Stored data
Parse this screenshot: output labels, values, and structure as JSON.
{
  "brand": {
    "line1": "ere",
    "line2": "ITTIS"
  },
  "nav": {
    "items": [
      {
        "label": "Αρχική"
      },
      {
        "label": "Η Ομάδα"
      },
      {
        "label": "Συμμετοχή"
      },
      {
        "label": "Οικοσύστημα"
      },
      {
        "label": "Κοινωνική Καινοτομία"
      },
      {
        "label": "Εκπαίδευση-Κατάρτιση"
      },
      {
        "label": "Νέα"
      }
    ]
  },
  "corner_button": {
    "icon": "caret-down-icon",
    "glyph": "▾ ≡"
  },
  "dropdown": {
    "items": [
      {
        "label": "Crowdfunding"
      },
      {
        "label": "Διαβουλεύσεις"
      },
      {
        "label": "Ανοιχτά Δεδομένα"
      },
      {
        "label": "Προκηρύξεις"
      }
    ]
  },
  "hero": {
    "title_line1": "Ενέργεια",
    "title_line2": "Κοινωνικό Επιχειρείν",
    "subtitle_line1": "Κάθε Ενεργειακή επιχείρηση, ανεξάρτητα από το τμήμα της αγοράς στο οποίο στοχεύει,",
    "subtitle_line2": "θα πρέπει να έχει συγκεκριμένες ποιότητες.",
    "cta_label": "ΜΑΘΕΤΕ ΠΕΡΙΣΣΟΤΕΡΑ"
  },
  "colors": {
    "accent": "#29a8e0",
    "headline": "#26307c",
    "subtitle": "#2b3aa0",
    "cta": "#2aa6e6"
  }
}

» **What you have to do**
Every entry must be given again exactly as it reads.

» **Answer to this exercise**
Parse this screenshot: output labels, values, and structure as JSON.
{
  "brand": {
    "line1": "ere",
    "line2": "ITTIS"
  },
  "nav": {
    "items": [
      {
        "label": "Αρχική"
      },
      {
        "label": "Η Ομάδα"
      },
      {
        "label": "Συμμετοχή"
      },
      {
        "label": "Οικοσύστημα"
      },
      {
        "label": "Κοινωνική Καινοτομία"
      },
      {
        "label": "Εκπαίδευση-Κατάρτιση"
      },
      {
        "label": "Νέα"
      }
    ]
  },
  "corner_button": {
    "icon": "caret-down-icon",
    "glyph": "▾ ≡"
  },
  "dropdown": {
    "items": [
      {
        "label": "Crowdfunding"
      },
      {
        "label": "Διαβουλεύσεις"
      },
      {
        "label": "Ανοιχτά Δεδομένα"
      },
      {
        "label": "Προκηρύξεις"
      }
    ]
  },
  "hero": {
    "title_line1": "Ενέργεια",
    "title_line2": "Κοινωνικό Επιχειρείν",
    "subtitle_line1": "Κάθε Ενεργειακή επιχείρηση, ανεξάρτητα από το τμήμα της αγοράς στο οποίο στοχεύει,",
    "subtitle_line2": "θα πρέπει να έχει συγκεκριμένες ποιότητες.",
    "cta_label": "ΜΑΘΕΤΕ ΠΕΡΙΣΣΟΤΕΡΑ"
  },
  "colors": {
    "accent": "#29a8e0",
    "headline": "#26307c",
    "subtitle": "#2b3aa0",
    "cta": "#2aa6e6"
  }
}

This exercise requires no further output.